I went yesterday to a talk given by Randall Robinson at Harvard Law School, based on his latest book, An Unbroken Agony: Haiti, from Revolution to the Kidnapping of a President.

Robinson, best known as the author of The Debt: What America Owes to Blacks and The Reckoning: What Blacks Owe to Each Other, was introduced by Professor Charles Ogletree, executive director of the Charles Hamilton Houston Institute for Race and Justice.

Robinson spoke passionately about Haiti, focusing on how consistently negative U.S. foreign policy has been towards that tiny country over the last two centuries. I’m not sure that I accept all of what Robinson argued, but he made an excellent case for Haiti on the grounds of historical wrongs and the need for justice and freedom.

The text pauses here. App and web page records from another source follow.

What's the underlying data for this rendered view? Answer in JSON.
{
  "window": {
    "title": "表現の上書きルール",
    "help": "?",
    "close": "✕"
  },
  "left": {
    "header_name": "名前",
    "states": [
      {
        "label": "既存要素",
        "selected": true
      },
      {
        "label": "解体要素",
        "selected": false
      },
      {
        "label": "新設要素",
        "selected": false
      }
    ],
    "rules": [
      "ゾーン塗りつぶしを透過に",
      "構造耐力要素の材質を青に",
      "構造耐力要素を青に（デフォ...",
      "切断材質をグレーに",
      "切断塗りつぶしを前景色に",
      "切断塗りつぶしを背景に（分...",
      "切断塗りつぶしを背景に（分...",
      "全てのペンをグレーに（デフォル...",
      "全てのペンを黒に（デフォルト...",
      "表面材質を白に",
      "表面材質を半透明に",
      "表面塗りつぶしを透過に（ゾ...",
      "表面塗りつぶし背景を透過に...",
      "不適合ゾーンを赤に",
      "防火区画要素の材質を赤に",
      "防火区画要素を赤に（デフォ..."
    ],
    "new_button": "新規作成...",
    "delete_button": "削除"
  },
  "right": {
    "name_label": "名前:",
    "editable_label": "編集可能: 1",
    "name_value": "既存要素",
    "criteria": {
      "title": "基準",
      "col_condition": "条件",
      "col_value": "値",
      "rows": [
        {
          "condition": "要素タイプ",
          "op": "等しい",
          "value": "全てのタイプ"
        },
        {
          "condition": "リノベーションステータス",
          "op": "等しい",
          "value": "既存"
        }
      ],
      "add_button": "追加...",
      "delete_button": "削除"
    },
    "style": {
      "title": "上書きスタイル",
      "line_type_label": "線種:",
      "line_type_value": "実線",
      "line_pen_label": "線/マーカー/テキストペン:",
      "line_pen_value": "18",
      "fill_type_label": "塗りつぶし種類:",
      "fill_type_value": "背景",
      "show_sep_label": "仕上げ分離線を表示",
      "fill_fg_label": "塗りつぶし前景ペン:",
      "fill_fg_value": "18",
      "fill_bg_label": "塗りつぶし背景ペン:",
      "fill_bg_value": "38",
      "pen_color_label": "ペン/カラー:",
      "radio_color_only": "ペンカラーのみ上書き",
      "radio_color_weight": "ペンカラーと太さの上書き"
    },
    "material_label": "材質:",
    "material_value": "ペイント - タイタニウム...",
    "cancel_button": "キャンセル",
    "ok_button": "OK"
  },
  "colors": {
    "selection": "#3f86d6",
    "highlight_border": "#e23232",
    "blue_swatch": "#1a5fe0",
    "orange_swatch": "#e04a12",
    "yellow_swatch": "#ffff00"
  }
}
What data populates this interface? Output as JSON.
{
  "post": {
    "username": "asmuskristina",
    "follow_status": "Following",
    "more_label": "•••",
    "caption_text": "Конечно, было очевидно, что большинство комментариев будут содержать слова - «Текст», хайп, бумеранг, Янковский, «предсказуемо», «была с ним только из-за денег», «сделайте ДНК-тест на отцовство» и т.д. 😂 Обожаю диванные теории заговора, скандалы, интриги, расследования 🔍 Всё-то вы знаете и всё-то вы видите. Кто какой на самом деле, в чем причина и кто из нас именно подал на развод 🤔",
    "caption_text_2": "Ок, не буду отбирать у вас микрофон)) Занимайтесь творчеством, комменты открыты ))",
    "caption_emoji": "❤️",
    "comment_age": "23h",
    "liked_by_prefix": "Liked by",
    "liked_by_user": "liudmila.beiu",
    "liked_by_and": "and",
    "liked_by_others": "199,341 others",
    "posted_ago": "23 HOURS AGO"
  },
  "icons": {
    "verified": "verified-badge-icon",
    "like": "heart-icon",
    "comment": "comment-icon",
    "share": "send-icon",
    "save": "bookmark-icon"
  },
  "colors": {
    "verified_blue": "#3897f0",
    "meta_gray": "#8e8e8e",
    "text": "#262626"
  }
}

I was at the talk with my cousin Holly, who also appears in Traces of the Trade, her husband Bill, and guests of theirs from Haiti. These visitors are touring the U.S., performing a play called “Three Innocents and a Spirit,” about the history of slavery and the need for global healing.

(Full disclosure: Robinson spends several paragraphs in chapter one of The Reckoning quoting from Katrina and Traces of the Trade, using the example of the DeWolf family to suggest the full extent to which American fortunes were made from the coerced labor of African slaves.)

Leave a Reply